May 12th, 2011

There was no BAPLA Picture Buyers’ Fair this year. The lovely and redoubtable Flora Smith of Topfoto decided to do something about it.

With the help of Will Carleton of Photo Archive News she created fotoFringe. 55 picture libraries (curiously no Getty, Corbis or Alamy) piled into the plush King’s Place development on a highly gentrified canal basin at King’s Cross and prepared to tout their wares to the picture editors and researchers they hoped would attend.

And attend they did. I can’t speak for other picture libraries, but at the show yesterday we had 58 — count them, 58 — fruitful meetings. (We would have had more had not at least three photographers managed to evade the armed guards and got to chew the fat over a leisurely few hours with us while we agonisingly watched trains of real live picture buyers, weighed down with credit cards and price agreements burning holes in their handbags, steaming past us. There’s a time and a place etc etc and You Know Who You Are. No — we love you really. It’s just that we went there geared up to talk to picture buyers, not sellers.)

I can speak for other picture libraries, actually. There wasn’t a single voice of dissent. Everyone had a great day. It wasn’t expensive (except for all the bars of chocolate we handed out to picture buyers) and in terms of cost per head per meeting it was perhaps the most successful expo fotoLibra has ever attended.

Let’s do it again!

One interesting point (to me) is that 14 of our visitors had come to a trade show without bringing any business cards with them. Is it just me, or does that seem odd?

If you want to see more (and considerably better) images and read more about fotoFringe, here’s a link to Photo Archive News’s report for May 12. You can see fotoLibra’s stand and Yvonne’s and my cheery faces in the fourth image down.

Meanwhile my only quibble was that as we were in the second wave of bookings for the show along with 18 other picture libraries, our black felt-covered fotoLibra trestle table was placed below water level in the windowless basement. It was interesting to note people’s reactions to the space: the under 25s said “This looks like an exam room;” the 25 to 60s said “This looks like a gymnasium;” and the over 60s said “This looks like a morgue.” Ah, the preoccupations of age.

Here’s the stand when we set it up:

and here’s the rest of the room (or The Morgue, as my age group called it).

It really was a cheerful, positive, feelgood sort of event. Let’s hope this leads to more sales for us all.



Add your comment


14 Responses to “fotoFringe”

  1. Thom Gourley says:

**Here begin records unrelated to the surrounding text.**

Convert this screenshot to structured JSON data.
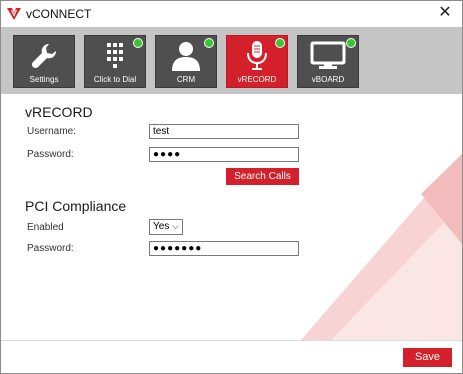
{
  "window": {
    "title": "vCONNECT",
    "close_glyph": "✕"
  },
  "toolbar": {
    "tiles": [
      {
        "label": "Settings",
        "icon": "wrench-icon",
        "active": false,
        "online": false
      },
      {
        "label": "Click to Dial",
        "icon": "dialpad-icon",
        "active": false,
        "online": true
      },
      {
        "label": "CRM",
        "icon": "user-icon",
        "active": false,
        "online": true
      },
      {
        "label": "vRECORD",
        "icon": "microphone-icon",
        "active": true,
        "online": true
      },
      {
        "label": "vBOARD",
        "icon": "monitor-icon",
        "active": false,
        "online": true
      }
    ]
  },
  "vrecord": {
    "heading": "vRECORD",
    "username_label": "Username:",
    "username_value": "test",
    "password_label": "Password:",
    "password_value": "●●●●",
    "search_button": "Search Calls"
  },
  "pci": {
    "heading": "PCI Compliance",
    "enabled_label": "Enabled",
    "enabled_value": "Yes",
    "password_label": "Password:",
    "password_value": "●●●●●●●"
  },
  "footer": {
    "save_button": "Save"
  },
  "colors": {
    "accent": "#d3202b",
    "tile": "#4f4f4f",
    "toolbar": "#c5c5c5",
    "status_online": "#37c62d"
  }
}
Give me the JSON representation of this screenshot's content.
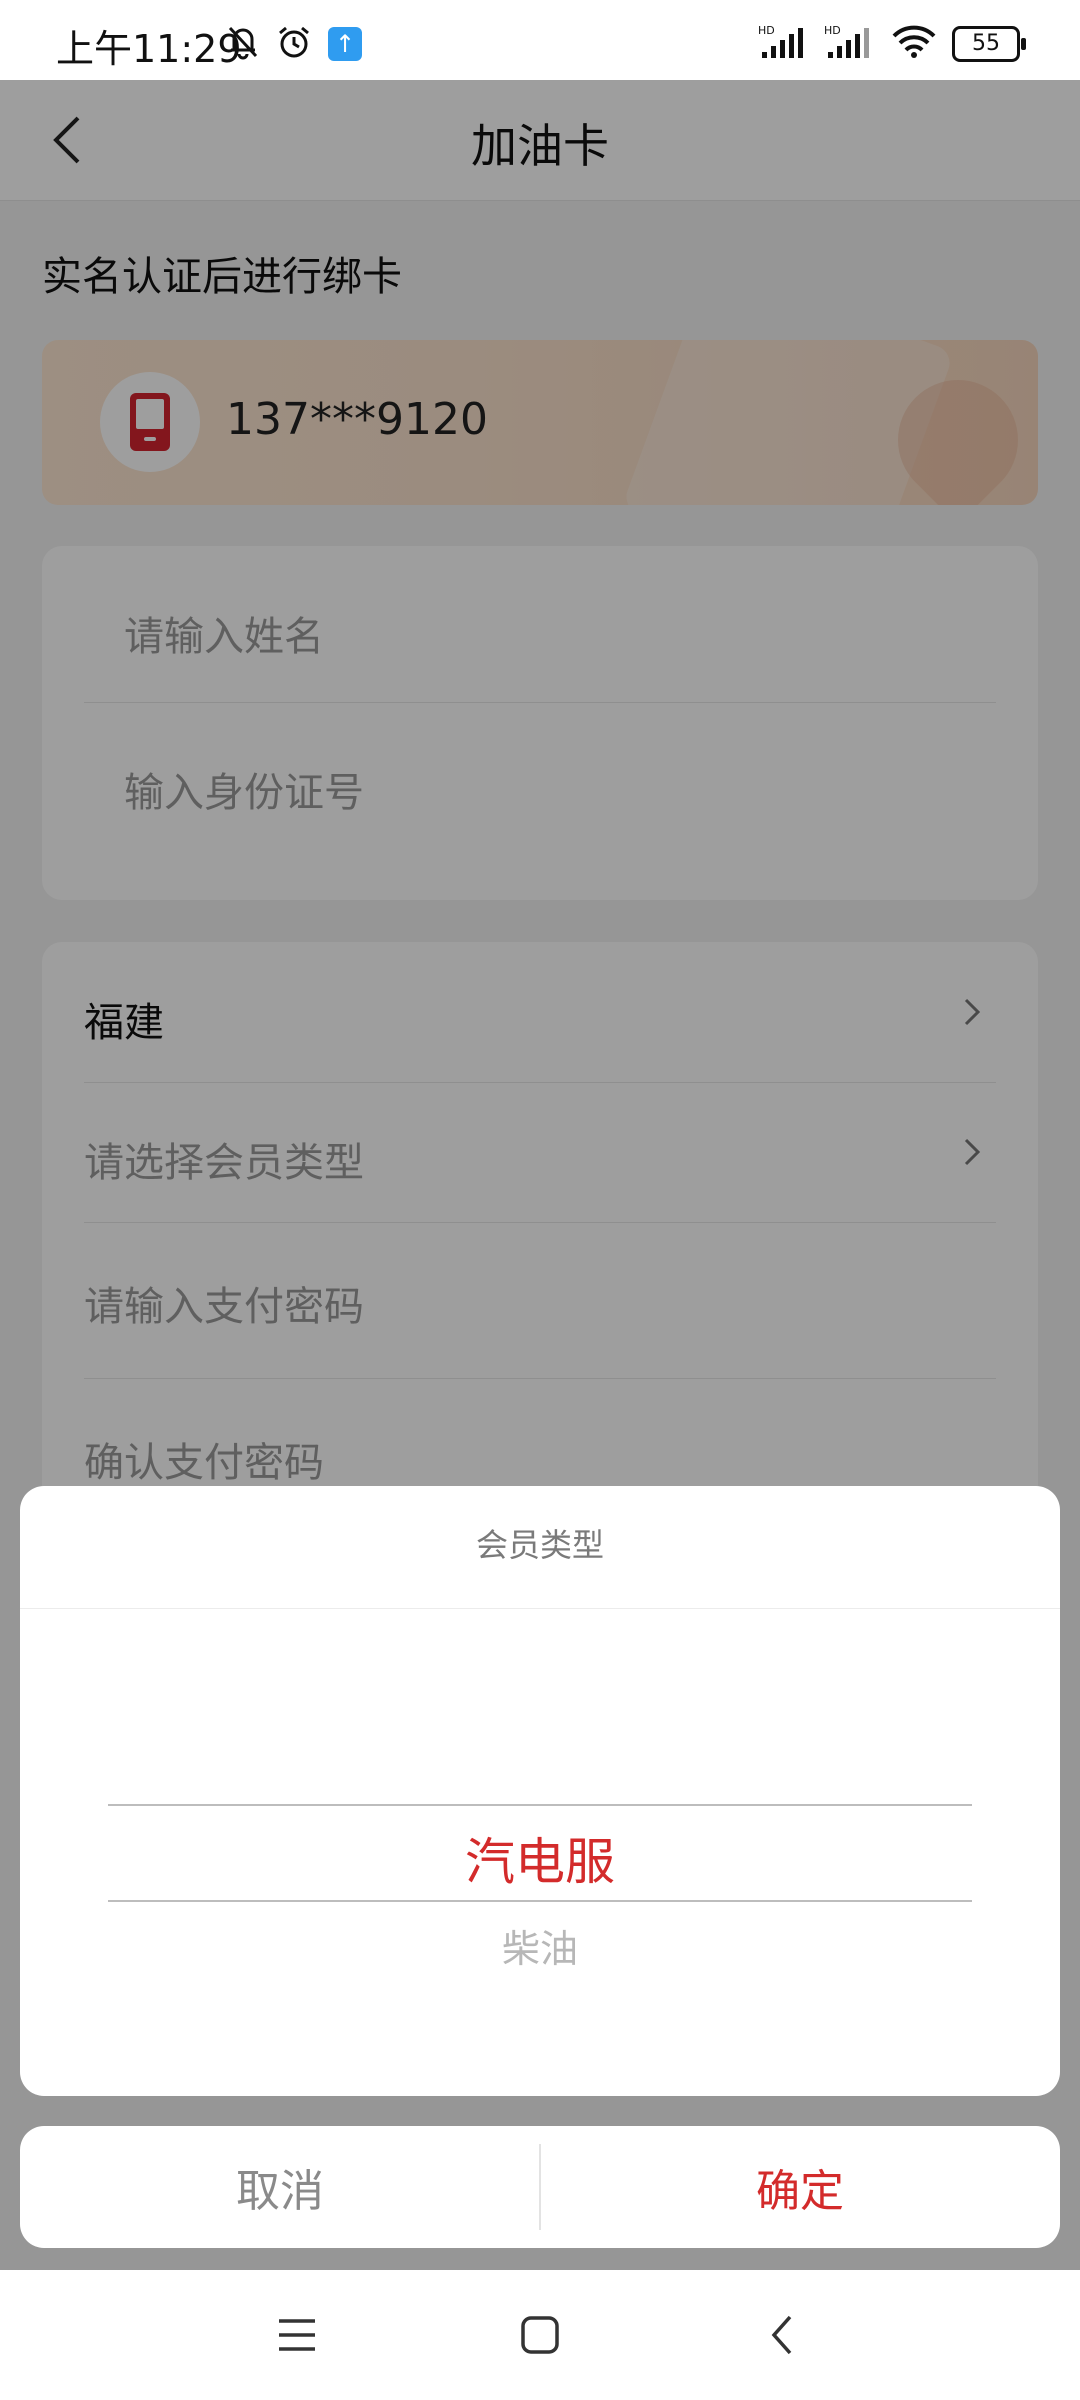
{
  "status_bar": {
    "time": "上午11:29",
    "battery": "55",
    "left_icons": [
      "bell-off-icon",
      "alarm-icon",
      "app-notification-icon"
    ],
    "right_icons": [
      "hd-signal-1-icon",
      "hd-signal-2-icon",
      "wifi-icon",
      "battery-icon"
    ]
  },
  "header": {
    "title": "加油卡",
    "back_icon": "chevron-left-icon"
  },
  "section": {
    "heading": "实名认证后进行绑卡"
  },
  "phone_card": {
    "number": "137***9120"
  },
  "identity_form": {
    "name_placeholder": "请输入姓名",
    "id_placeholder": "输入身份证号"
  },
  "member_form": {
    "province": "福建",
    "member_type_placeholder": "请选择会员类型",
    "pay_password_placeholder": "请输入支付密码",
    "confirm_password_placeholder": "确认支付密码"
  },
  "picker": {
    "title": "会员类型",
    "selected": "汽电服",
    "next": "柴油"
  },
  "actions": {
    "cancel": "取消",
    "confirm": "确定"
  },
  "colors": {
    "accent": "#d32b2b",
    "card_gradient_start": "#fde7d2",
    "card_gradient_end": "#f6d6bd"
  }
}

    Congratulations on your successful event! It’s great to know that the “little guys” are still gettin’ it done in this world of giants. You have my total respect!


  2. peta says:

    cool.. well done:-)

  3. Richard says:

    Good stuff, well done. It can be very difficult getting to the people who matter and its not always the glossy and expensive events that manage that.

  4. Keith Erskine says:

    Hi Gwyn

    Looks a bit like an Speed-dating or AA meeting! Let’s hope it will be highly productive for all.

    All the best

    Keith Erskine

  5. Pat Regan says:

    This reminds me of the last Election Count I attended; although not quite as hostile an atmosphere…lol

  6. Sorry – think my comment landed in the wrong place!

  7. john hill says:

    Congratulations,Gwyn,that is the way for us to get our name across to the stick in the muds.Although I would have liked to have seen a large flat screen behind you with a random slide show,this would have attracted more to the stand from other parts of the room,well perhaps next time.We all know that you have an excellent product to sell,its just a matter of getting everyone else to see that.

  8. David Carton says:

    No business cards? & you were offering chocolates too. Such blatant bribery. Hope it leads to some business!


  9. I hope you had a most successful day and you achieved everything you set out to do.

  10. Natalia Mazo says:

    Pity I couldn’t come. But I always forget to give a business card anyway.

  11. Thank you Fotolibra for taking the time and effort to attend this show, after all you are helping all of us by pushing our images in front of the people that matter.

    I hope it raises our profile and leads to sales.
    I have lost my main employment due to psoriatic arthritis in my feet so I now need you to sell lots of my images please!

    All the best for us all for the future,

  12. Alexander Boyle says:

    Good work chasps and chaspesses one and all.
    I send you, largely, ordinary images of ordinary matters. There must be a market for them somewhere. I can find it only
    with your support and help. So far, however, I have had more images published by India’s Deccan Herald than by any European publication. Some day, I think, they might even pay me.
    Many thanks for all your efforts.

  13. Gwyn Headley says:

    Thanks for all your good wishes and kind comments!
    Now we’re doing the follow-ups — rather less enthralling but absolutely vital.